In one of the funniest photos I've seen in 300 years, someone from Alaska sent me this great picture. All it needs is a caption.

More than 50 of you sent in suggestions (read all of them by clicking here) and Mrs. Franklin and I spent the evening in front of the candlelight laughing out loud. We couldn't agree on the very best, so we need your help.

Go the poll on the upper right side of this page or at and vote. Here are the finalists:

  • "If it fits, it ships!" -- Various

  • "Look Natasha, they get both moose and squirrel in that truck!" -- David

  • "The USPS version of the alternative fuel cell powered LLV’s is getting a little wild these days." -- Robert

  • "Darn shipping tape. I'll never get it all out of my tail." -- Kari

  • "I hope this package didn't leave any little packages in my LLV!" - Sara

  • "Hopefully, we collected the oversize surcharge on this one" -- Bob

  • Today's Safety Talk: …When returning to your vehicle after delivering a parcel, watch out for customer’s pets near the vehicle…." Robert

  • "This route sure has a lot of hop out deliveries" -- Ronald

Friday, August 1, 2008

Weird mail

Several of you wrote about 'the strangest things you've ever seen in the mail."

Here are some good stories:

"When I was a MPE working tour 2 at the Wichita Kansas P & DC I remember one morning I had just completed the maintenance route on our SPBS and turned it over to the operators. As I was gathering my tools, in the corner of my eye I saw something odd-colored coming down the chain. I turned and saw a flip-flop coming down on a carrier cell and fall into a chute. I wasn't the only one who noticed, and soon there were several folks over at the mail hamper it fell into, wanting to know if someone had actually mailed it. Sure enough, we turned it over and on the bottom it had been properly addressed and stamped (from Florida). There was also a short message, which read something to the effect of 'Wish you were here.'"
------- Dale Pritzkau

and this one,
"Several years ago, Gerber did a mass mailing of baby spoons. The spoons got on the OCR's by mistake. What a racket that made!!"

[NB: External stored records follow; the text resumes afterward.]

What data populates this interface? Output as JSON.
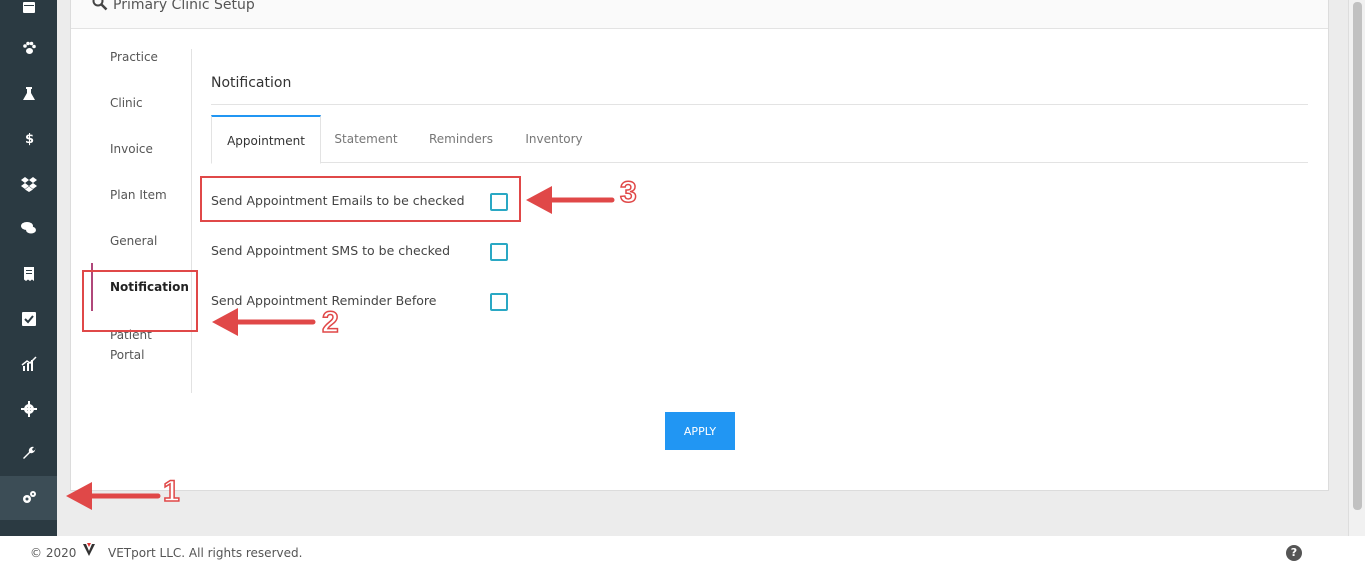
{
  "panel": {
    "title": "Primary Clinic Setup"
  },
  "subnav": {
    "items": [
      {
        "label": "Practice"
      },
      {
        "label": "Clinic"
      },
      {
        "label": "Invoice"
      },
      {
        "label": "Plan Item"
      },
      {
        "label": "General"
      },
      {
        "label": "Notification"
      },
      {
        "label": "Patient Portal"
      }
    ],
    "active": "Notification"
  },
  "section": {
    "title": "Notification"
  },
  "tabs": [
    {
      "label": "Appointment"
    },
    {
      "label": "Statement"
    },
    {
      "label": "Reminders"
    },
    {
      "label": "Inventory"
    }
  ],
  "active_tab": "Appointment",
  "options": [
    {
      "label": "Send Appointment Emails to be checked",
      "checked": false
    },
    {
      "label": "Send Appointment SMS to be checked",
      "checked": false
    },
    {
      "label": "Send Appointment Reminder Before",
      "checked": false
    }
  ],
  "apply_label": "APPLY",
  "annotations": {
    "one": "1",
    "two": "2",
    "three": "3"
  },
  "footer": {
    "copyright_prefix": "© 2020",
    "copyright_text": "VETport LLC. All rights reserved.",
    "help": "?"
  },
  "colors": {
    "accent": "#2196f3",
    "sidebar": "#2b3a42",
    "annotation": "#e04848",
    "checkbox": "#2aa8c4",
    "active_marker": "#b0477a"
  },
  "sidebar_icons": [
    "calendar-icon",
    "paw-icon",
    "flask-icon",
    "dollar-icon",
    "dropbox-icon",
    "chat-icon",
    "receipt-icon",
    "checkbox-icon",
    "chart-icon",
    "gear-icon",
    "wrench-icon",
    "cogs-icon"
  ]
}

What's the strangest thing you've ever seen in the mail? Let me know by clicking on the comments below or clicking here: